PITTSBURGH—The U.S. District Court for the Western District of Pennsylvania has denied Goodyear's motion for sanctions in a product liability lawsuit in which a key piece of evidence went missing.
Gary Charcalla was driving his 2000 Freightliner FL60 truck when the front left tire on the vehicle suffered an alleged tread separation. The truck went out of control and struck several trees, killing Charcalla and injuring several passengers.
Charcalla's wife sued Goodyear. She claimed that the tire, a Goodyear G647 all-steel commercial truck tire manufactured in 2003, was defective.
Progressive Corp., Charcalla's insurer, towed the truck to a salvage yard in Virginia, where it was stored.
At the time, Progressive took pictures of the truck which showed the front axle was fitted with a steer damper, an aftermarket stabilizer designed to prevent loss of control during a tire blowout, according to the June 23 ruling handed down by Judge Joy Flowers Conti.

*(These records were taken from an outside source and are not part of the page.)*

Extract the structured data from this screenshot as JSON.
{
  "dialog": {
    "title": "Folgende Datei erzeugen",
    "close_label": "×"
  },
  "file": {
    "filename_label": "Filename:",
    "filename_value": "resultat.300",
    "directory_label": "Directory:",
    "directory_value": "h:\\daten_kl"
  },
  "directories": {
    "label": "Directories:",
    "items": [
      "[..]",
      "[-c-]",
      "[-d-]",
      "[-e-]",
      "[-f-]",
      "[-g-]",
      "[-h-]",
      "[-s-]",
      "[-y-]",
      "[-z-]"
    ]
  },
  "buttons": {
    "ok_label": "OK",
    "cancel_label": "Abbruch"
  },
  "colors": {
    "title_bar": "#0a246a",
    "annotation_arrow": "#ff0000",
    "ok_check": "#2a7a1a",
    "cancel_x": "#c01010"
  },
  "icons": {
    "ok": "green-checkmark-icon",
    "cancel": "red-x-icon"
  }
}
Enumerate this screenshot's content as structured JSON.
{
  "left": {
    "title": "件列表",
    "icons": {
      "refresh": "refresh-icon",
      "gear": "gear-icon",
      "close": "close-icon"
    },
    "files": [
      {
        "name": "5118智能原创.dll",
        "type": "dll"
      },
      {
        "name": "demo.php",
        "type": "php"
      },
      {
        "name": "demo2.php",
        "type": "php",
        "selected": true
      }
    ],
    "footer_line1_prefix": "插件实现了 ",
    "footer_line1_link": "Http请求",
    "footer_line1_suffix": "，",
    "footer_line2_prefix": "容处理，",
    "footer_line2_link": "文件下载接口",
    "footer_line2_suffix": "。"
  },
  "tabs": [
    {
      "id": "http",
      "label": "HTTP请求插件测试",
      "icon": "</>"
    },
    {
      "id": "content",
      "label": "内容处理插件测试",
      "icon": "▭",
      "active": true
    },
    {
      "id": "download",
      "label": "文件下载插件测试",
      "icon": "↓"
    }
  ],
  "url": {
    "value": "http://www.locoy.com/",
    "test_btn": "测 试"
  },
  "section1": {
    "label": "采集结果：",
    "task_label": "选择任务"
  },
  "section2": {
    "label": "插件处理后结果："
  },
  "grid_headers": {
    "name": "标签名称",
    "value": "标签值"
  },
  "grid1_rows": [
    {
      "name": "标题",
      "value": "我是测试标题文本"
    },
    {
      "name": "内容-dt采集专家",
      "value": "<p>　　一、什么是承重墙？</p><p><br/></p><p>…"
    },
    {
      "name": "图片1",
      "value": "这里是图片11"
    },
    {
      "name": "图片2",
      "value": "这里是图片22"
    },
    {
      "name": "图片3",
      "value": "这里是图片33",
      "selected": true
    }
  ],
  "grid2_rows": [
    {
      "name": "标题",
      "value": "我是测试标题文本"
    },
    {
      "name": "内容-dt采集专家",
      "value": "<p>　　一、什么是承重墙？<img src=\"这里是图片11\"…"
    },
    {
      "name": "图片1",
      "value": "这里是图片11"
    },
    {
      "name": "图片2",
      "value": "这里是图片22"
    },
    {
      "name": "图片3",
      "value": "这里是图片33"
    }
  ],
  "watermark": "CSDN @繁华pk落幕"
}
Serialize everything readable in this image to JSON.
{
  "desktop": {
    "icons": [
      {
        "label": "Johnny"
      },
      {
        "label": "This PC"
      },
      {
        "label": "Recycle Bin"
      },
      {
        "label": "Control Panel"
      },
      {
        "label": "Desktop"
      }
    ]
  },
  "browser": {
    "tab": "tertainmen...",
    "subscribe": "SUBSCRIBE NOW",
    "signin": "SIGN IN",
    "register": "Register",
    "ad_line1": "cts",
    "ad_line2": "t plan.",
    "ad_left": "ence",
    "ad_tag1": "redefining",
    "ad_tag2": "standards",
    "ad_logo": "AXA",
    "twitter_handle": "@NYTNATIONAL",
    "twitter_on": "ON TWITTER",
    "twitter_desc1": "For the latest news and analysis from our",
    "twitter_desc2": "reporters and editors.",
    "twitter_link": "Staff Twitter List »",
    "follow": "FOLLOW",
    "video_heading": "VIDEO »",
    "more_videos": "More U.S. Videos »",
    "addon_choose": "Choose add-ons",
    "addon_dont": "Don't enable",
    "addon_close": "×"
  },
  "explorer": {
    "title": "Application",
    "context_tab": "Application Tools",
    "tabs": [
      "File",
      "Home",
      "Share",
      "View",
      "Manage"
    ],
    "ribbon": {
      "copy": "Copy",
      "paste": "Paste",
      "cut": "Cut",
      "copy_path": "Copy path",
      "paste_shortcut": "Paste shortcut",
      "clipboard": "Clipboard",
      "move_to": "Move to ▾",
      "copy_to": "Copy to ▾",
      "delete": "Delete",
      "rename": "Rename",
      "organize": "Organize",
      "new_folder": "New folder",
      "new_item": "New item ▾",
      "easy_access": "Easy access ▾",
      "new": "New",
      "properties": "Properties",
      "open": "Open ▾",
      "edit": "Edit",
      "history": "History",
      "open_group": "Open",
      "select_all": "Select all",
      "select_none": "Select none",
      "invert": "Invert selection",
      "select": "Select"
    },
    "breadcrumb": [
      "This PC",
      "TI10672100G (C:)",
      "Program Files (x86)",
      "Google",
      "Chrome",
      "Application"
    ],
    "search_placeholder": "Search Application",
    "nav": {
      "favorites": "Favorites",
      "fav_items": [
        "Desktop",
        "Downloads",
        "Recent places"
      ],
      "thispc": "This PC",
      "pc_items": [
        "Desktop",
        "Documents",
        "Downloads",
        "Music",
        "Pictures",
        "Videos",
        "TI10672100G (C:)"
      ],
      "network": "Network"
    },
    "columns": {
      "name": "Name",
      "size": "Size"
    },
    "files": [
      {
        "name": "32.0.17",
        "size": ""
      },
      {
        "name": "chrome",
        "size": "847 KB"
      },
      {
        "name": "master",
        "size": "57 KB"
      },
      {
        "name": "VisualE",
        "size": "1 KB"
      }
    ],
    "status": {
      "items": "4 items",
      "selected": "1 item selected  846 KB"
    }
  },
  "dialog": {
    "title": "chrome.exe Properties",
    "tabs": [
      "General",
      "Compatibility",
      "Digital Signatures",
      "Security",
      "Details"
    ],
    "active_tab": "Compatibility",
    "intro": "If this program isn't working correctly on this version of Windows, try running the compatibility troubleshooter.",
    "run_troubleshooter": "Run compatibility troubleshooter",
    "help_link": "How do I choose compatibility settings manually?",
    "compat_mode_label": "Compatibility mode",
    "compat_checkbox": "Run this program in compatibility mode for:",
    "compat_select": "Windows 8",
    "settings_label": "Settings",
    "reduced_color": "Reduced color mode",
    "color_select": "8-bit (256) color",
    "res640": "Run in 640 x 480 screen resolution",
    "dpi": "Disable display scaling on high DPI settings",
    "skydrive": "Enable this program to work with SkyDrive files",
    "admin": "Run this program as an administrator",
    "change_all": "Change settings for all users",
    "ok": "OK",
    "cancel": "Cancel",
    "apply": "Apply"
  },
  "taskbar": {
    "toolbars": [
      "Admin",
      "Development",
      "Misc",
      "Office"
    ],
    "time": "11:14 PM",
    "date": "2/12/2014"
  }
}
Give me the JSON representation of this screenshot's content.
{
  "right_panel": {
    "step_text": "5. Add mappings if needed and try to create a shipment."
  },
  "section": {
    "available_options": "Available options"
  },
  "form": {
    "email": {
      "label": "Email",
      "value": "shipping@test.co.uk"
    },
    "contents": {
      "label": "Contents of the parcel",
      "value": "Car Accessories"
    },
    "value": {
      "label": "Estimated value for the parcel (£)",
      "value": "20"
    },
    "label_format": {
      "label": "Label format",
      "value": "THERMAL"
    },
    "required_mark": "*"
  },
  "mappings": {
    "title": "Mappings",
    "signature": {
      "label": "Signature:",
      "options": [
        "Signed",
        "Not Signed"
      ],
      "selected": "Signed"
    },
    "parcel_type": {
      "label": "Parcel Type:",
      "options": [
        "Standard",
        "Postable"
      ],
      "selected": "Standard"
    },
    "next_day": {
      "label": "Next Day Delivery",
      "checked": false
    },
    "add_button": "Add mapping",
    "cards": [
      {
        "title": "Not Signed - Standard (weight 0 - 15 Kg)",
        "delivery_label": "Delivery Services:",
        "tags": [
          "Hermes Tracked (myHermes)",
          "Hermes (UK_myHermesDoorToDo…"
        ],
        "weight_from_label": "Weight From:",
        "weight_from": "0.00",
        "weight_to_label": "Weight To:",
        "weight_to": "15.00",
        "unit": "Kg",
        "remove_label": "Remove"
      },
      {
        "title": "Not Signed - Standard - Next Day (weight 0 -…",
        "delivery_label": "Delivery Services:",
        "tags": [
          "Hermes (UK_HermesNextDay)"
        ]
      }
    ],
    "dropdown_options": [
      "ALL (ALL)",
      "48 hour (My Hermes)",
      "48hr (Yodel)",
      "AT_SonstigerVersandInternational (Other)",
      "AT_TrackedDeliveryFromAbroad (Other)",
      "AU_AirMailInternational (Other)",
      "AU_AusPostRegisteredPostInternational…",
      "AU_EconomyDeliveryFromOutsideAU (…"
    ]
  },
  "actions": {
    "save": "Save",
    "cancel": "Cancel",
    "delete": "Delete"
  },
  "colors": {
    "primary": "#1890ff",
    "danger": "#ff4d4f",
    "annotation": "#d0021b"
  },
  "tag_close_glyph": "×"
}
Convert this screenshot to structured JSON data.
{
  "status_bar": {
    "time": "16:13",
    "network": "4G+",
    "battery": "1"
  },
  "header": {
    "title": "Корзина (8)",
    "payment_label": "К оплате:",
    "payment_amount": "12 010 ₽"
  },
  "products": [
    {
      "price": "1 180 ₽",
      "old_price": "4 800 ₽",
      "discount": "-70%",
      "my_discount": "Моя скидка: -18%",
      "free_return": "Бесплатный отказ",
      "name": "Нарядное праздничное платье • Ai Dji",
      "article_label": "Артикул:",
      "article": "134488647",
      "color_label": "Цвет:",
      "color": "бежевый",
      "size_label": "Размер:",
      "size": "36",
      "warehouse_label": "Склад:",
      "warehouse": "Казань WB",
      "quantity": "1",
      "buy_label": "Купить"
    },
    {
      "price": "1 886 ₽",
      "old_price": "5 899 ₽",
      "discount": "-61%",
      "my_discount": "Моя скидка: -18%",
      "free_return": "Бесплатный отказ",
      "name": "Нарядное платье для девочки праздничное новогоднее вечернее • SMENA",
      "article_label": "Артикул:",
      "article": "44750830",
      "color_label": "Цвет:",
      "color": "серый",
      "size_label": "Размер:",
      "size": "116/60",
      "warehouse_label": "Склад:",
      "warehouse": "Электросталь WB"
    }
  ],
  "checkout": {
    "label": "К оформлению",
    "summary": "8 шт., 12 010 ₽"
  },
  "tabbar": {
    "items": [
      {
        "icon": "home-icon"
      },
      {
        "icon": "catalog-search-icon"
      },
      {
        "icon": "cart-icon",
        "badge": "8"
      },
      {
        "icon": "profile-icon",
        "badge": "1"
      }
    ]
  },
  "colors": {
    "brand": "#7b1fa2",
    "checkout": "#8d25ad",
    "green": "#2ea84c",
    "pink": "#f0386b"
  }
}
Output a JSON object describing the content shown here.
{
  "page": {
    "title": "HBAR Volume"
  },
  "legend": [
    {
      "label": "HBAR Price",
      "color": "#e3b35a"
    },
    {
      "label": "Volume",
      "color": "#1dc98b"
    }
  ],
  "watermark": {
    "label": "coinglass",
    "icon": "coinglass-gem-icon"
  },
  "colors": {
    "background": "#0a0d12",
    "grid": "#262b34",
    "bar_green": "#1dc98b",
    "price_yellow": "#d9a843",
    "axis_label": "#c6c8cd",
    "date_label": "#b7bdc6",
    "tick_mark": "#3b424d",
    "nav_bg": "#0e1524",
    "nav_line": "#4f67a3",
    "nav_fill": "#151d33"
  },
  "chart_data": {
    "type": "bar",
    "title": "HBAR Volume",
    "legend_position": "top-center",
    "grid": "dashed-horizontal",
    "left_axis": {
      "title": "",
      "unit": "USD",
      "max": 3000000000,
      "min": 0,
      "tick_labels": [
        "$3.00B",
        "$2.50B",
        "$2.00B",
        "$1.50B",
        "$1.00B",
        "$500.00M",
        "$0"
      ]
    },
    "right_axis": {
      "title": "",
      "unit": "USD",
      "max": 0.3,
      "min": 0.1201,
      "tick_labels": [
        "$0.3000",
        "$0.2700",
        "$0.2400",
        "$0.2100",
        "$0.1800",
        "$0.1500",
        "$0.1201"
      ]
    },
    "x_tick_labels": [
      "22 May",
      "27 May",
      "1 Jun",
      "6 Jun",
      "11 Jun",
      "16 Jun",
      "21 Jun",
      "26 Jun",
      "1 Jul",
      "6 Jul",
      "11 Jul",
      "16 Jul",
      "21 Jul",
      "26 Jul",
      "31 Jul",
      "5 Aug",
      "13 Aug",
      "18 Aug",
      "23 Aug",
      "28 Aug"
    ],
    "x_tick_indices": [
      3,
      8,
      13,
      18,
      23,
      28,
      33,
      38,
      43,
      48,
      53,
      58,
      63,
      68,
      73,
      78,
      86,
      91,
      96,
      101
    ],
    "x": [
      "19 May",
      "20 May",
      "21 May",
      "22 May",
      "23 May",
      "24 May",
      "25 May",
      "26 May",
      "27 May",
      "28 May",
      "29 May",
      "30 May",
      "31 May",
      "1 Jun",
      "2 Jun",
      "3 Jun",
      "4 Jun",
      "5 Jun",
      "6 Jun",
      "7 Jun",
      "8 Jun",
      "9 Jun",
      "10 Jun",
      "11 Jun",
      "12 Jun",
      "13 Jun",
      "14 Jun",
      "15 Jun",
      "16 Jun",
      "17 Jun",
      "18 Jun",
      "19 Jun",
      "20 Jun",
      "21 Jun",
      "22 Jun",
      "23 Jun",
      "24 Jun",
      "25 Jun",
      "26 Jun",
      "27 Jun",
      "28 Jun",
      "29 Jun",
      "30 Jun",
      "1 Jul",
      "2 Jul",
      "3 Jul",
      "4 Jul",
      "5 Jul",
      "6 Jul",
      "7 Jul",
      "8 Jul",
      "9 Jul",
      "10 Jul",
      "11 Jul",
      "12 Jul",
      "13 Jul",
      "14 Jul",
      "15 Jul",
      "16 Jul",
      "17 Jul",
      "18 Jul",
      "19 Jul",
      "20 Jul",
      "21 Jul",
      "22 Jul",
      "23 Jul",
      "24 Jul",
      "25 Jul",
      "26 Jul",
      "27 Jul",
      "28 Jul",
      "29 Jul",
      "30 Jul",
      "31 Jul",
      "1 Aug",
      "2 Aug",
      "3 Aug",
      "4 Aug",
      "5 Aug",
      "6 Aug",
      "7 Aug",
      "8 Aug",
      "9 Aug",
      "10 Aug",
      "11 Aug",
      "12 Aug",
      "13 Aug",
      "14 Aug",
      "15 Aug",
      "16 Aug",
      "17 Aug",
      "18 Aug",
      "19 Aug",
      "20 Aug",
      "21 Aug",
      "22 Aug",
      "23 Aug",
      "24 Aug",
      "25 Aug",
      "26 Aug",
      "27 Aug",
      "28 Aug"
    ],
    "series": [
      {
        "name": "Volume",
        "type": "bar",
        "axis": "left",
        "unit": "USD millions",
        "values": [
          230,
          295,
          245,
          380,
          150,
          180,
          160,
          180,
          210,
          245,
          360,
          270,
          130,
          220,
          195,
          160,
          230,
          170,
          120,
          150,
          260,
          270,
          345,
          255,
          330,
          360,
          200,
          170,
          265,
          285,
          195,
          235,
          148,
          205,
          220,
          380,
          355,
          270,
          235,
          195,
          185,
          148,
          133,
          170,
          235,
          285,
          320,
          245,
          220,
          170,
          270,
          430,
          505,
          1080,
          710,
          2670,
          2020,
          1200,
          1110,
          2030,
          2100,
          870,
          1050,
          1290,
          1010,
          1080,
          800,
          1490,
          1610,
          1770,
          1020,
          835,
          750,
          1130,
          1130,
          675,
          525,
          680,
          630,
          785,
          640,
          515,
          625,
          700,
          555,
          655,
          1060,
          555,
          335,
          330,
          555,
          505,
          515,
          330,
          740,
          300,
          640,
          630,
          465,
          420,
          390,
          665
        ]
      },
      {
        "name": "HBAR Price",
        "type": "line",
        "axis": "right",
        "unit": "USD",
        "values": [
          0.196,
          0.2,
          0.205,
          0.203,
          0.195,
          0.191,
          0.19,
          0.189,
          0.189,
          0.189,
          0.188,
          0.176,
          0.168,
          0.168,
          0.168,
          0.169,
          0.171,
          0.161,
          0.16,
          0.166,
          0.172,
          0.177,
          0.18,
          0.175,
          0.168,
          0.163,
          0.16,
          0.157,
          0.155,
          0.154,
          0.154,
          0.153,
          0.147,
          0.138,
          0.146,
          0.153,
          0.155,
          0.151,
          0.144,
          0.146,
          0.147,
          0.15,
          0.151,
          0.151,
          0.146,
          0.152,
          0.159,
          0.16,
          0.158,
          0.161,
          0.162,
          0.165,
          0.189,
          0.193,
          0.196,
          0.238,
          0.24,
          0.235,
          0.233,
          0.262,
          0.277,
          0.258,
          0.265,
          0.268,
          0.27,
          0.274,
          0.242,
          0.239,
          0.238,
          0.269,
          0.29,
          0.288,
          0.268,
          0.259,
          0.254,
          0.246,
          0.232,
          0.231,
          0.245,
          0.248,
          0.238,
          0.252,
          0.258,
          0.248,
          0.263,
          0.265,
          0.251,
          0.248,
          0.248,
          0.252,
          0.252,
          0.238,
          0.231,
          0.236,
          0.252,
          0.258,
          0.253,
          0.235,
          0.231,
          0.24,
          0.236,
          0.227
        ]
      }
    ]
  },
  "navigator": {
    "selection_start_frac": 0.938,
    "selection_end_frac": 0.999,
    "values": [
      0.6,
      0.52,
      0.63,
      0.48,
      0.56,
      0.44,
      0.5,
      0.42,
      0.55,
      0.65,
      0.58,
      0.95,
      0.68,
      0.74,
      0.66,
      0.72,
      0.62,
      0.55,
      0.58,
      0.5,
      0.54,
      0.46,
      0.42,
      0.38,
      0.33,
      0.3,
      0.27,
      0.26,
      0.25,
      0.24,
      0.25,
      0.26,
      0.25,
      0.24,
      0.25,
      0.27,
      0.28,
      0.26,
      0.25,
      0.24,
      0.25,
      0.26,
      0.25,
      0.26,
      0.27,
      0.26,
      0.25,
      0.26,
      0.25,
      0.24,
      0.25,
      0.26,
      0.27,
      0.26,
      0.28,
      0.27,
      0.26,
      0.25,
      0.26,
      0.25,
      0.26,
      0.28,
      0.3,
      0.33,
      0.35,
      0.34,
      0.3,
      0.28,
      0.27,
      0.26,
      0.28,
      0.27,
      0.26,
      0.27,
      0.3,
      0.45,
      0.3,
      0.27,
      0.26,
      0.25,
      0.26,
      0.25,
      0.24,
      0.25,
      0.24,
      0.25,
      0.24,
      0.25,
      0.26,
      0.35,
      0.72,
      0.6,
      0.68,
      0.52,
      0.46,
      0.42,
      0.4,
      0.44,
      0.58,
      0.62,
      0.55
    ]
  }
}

In May 2013, however, it was discovered that the entire front axle, including the steer damper, was missing. Investigators hired separately by Goodyear and Progressive failed to find the missing parts, according to Conti's opinion, and no explanation for their absence was ever found.
Goodyear filed a motion for sanctions against the plaintiffs, claiming spoliation, or alteration, of the evidence. Conti, however, ruled that Goodyear failed to prove its case.
Federal precedent demands that a finding of bad faith is crucial to any claim of spoliation of evidence, according to Conti.
"Goodyear failed to adduce any evidence that the front axle assembly and steer damper were intentionally destroyed, or that plaintiff otherwise acted in bad faith with respect to their disappearance," she wrote.